This was complicated during “the Snappening” due to the fact that many whose photos and videos were leaked weren’t actually doing anything wrong, per se. Regardless of the content of their snaps, it was other users that were saving those Snaps, rather than the people who created them. It was a tangled mess of media retrieved through wrongful means, and harvested for distribution without any need to touch the Snapchat servers.
Since these types of third-party apps are still widely available, here are a few things you can do to keep yourself safe on Snapchat:
- Be mindful of what you Snap. Much of the fervor over “the Snappening” was whipped up othe nature of the stolen Snaps. Illegal images and video of underage Snapchatters were not a laughing matter, and though it would be immensely wrong to lay the lion’s share of the blame at the victims’ feet, current users should definitely take a hint from what happened. Don’t post Snaps that might place you in a compromising position.ver
- Keep track of your contact list. For many, this goes without saying. Since you can always choose who you’re sending Snaps to, make sure that you’re not sending any compromising or personal Snaps to people that you don’t know well. While some may not give too much thought to who they’re Snapping, consider how you might feel if your images or videos was leaked on a place like 4chan. It’s worth keeping in mind.
- Don’t buy into third-party apps. While it might be worthwhile to learn how these apps function, you don’t have the reassurance of security when you’re using them. On top of that, if your app is ever hacked, it might be others’ information that’s at stake, rather than your own.

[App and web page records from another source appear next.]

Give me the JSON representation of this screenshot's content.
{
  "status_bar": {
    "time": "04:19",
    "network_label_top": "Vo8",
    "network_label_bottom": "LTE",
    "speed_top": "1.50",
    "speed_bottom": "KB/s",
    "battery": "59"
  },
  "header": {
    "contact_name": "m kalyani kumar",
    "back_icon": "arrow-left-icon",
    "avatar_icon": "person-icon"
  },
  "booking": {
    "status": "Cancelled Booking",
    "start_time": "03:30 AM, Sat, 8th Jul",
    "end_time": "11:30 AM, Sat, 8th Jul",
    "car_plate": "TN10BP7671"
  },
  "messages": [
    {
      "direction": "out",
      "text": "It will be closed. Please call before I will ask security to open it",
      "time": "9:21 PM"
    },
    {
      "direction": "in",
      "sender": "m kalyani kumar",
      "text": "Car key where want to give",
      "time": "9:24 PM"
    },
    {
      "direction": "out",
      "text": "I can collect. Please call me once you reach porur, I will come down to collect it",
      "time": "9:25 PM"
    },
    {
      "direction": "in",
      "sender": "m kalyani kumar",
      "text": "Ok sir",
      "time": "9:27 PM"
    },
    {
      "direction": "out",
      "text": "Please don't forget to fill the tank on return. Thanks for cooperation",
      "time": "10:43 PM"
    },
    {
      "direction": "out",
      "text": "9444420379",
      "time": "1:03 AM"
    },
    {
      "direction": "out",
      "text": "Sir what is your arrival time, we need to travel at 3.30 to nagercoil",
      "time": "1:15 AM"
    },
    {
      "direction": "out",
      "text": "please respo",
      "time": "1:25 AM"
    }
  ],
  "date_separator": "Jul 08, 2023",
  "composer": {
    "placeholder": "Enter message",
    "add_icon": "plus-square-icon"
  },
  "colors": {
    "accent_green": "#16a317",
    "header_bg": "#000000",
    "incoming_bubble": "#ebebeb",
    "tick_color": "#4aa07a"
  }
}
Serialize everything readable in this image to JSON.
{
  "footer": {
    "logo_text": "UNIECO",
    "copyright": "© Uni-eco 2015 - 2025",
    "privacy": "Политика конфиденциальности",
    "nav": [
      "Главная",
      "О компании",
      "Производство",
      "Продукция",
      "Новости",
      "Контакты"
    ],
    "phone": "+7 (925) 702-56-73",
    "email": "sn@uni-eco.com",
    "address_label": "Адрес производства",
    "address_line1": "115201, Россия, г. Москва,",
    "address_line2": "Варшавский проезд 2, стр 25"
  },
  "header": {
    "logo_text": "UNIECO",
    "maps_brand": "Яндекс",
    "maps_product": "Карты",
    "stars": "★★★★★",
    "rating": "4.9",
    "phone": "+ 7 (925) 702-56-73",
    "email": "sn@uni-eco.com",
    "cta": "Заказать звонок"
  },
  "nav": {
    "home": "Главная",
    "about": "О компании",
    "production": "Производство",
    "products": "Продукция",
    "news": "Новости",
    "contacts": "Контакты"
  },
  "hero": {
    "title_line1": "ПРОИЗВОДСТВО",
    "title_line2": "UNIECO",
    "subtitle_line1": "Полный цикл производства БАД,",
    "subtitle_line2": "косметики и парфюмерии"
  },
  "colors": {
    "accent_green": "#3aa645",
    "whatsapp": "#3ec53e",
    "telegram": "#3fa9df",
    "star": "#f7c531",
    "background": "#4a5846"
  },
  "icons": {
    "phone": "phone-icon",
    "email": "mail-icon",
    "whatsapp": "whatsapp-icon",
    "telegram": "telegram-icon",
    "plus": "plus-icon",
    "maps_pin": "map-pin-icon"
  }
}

4chan is a tricky thing, and the behavior of hackers and Snapchatters alike has only muddied that persistent relationship. However, this doesn’t mean that there aren’t perks to knowing your way around the 4chan network. Rather than a cautionary tale, look at the above as a guide for conduct! You can examine Snapchat’s complicated history with 4chan–and the many videos and images that are shared there every day–and learn for yourself if it has anything to offer to you!